▸ Source data:
────────────────────

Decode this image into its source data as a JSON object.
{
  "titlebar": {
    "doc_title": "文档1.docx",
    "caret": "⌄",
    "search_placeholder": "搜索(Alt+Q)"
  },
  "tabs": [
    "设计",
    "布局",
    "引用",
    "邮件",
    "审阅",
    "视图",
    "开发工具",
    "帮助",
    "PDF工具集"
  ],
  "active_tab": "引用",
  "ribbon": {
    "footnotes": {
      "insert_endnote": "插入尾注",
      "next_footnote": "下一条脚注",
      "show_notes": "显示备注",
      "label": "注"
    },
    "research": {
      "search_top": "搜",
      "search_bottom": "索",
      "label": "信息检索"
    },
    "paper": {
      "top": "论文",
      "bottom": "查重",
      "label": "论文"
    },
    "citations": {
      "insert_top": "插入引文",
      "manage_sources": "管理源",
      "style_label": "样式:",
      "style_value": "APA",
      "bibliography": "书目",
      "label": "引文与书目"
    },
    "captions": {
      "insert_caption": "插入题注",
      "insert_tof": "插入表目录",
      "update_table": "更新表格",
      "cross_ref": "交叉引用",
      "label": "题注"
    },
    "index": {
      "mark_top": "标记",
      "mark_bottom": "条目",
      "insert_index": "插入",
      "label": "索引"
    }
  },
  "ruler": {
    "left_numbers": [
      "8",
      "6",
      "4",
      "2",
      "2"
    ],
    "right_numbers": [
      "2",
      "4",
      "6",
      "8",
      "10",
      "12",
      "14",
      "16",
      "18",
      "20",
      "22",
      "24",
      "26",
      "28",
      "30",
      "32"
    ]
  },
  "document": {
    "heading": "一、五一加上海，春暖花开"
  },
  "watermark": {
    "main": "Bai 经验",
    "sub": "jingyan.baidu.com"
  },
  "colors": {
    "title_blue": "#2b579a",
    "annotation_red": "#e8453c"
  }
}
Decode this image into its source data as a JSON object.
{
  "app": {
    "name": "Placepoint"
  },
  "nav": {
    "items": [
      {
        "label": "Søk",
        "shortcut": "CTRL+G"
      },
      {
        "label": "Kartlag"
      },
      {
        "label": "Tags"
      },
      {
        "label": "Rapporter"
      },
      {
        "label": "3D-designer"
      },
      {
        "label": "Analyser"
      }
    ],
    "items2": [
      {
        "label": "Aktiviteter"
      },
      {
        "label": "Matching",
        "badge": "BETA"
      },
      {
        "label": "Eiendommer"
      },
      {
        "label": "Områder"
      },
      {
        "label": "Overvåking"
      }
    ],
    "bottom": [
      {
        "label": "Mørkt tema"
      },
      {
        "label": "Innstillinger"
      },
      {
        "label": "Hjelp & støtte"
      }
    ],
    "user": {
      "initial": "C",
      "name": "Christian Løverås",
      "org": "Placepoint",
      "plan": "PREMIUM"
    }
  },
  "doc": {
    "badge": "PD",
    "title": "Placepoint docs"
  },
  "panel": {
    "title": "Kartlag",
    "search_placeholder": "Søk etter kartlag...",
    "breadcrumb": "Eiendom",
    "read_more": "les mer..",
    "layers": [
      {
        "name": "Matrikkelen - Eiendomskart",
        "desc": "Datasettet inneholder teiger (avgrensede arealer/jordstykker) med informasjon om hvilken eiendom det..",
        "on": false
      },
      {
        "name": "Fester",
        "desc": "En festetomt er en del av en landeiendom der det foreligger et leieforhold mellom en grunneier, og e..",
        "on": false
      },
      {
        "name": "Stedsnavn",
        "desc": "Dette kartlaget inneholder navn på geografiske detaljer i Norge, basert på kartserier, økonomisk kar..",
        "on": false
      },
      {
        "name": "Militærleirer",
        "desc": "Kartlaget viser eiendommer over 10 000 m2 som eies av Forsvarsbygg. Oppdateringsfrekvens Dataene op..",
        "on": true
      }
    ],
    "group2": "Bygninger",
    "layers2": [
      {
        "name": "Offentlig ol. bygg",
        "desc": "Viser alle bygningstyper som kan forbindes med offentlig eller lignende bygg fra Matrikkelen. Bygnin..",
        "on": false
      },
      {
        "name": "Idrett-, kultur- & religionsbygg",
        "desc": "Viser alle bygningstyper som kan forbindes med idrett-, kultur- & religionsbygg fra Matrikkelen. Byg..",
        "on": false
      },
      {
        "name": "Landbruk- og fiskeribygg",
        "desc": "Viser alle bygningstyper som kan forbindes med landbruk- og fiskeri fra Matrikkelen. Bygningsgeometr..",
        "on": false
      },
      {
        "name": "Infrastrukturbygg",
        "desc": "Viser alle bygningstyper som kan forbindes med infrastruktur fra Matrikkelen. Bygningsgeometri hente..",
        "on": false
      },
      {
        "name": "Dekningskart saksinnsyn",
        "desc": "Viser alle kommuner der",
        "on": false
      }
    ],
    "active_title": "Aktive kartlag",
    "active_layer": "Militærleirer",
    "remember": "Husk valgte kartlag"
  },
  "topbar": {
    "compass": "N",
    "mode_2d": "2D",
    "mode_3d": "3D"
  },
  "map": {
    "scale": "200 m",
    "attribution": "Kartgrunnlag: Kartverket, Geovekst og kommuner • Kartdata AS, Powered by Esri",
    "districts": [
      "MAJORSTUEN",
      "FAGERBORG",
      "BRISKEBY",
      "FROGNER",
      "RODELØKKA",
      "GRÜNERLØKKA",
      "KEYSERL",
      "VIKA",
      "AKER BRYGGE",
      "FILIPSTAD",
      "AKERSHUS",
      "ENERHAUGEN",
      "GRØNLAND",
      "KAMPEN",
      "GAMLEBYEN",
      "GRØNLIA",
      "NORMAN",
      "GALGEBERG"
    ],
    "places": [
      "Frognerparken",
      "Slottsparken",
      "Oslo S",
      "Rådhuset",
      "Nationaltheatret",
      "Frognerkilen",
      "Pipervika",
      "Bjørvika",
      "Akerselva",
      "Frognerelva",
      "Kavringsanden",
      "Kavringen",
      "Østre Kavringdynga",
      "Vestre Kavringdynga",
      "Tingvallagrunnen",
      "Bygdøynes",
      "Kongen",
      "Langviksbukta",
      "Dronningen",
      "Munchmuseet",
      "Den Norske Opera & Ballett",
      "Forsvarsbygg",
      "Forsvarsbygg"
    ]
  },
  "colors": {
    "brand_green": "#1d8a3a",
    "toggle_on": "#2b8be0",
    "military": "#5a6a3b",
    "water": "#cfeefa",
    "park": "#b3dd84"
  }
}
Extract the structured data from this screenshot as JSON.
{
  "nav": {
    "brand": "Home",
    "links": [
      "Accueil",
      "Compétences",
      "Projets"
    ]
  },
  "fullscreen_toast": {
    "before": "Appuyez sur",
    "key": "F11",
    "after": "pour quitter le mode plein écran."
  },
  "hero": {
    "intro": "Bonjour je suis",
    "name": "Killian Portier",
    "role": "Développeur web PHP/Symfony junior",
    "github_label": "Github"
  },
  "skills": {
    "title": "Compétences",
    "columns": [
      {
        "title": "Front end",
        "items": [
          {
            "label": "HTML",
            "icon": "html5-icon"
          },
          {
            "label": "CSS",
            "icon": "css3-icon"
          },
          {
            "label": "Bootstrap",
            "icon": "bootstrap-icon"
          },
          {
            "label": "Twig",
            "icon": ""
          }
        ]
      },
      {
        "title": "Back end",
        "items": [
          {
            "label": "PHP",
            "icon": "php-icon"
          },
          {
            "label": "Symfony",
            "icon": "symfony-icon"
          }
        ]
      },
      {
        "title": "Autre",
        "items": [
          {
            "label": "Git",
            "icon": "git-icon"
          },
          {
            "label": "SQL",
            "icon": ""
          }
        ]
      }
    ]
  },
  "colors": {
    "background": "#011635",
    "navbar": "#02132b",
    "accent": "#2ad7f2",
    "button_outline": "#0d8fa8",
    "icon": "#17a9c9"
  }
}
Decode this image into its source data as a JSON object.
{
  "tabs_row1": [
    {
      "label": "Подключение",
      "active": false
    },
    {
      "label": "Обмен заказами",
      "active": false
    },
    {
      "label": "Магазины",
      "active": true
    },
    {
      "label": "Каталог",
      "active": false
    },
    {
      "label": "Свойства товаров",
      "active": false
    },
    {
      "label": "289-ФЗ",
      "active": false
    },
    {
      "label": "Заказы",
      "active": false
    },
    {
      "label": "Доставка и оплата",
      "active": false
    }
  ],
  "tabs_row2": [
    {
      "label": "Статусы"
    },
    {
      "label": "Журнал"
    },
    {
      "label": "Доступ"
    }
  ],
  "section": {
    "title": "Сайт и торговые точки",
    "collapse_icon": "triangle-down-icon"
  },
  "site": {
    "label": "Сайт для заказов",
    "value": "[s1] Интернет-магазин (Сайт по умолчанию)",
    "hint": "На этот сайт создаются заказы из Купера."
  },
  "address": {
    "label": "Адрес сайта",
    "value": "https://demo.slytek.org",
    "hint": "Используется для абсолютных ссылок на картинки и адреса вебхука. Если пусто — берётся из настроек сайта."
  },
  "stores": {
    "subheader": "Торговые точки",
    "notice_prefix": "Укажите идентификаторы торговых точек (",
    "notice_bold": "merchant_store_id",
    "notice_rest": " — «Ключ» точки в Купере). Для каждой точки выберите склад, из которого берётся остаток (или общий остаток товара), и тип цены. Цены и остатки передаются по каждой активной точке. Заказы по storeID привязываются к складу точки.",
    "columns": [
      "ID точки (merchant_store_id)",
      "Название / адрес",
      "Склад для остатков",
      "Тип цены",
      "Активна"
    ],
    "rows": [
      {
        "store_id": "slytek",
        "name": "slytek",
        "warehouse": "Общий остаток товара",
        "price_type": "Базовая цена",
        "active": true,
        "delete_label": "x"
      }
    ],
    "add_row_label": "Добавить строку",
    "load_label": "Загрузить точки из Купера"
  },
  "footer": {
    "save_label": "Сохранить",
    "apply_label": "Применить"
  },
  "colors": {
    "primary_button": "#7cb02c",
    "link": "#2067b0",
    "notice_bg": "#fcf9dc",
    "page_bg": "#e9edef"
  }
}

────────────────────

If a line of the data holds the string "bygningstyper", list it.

        "desc": "Viser alle bygningstyper som kan forbindes med offentlig eller lignende bygg fra Matrikkelen. Bygnin..",
        "desc": "Viser alle bygningstyper som kan forbindes med idrett-, kultur- & religionsbygg fra Matrikkelen. Byg..",
        "desc": "Viser alle bygningstyper som kan forbindes med landbruk- og fiskeri fra Matrikkelen. Bygningsgeometr..",
        "desc": "Viser alle bygningstyper som kan forbindes med infrastruktur fra Matrikkelen. Bygningsgeometri hente..",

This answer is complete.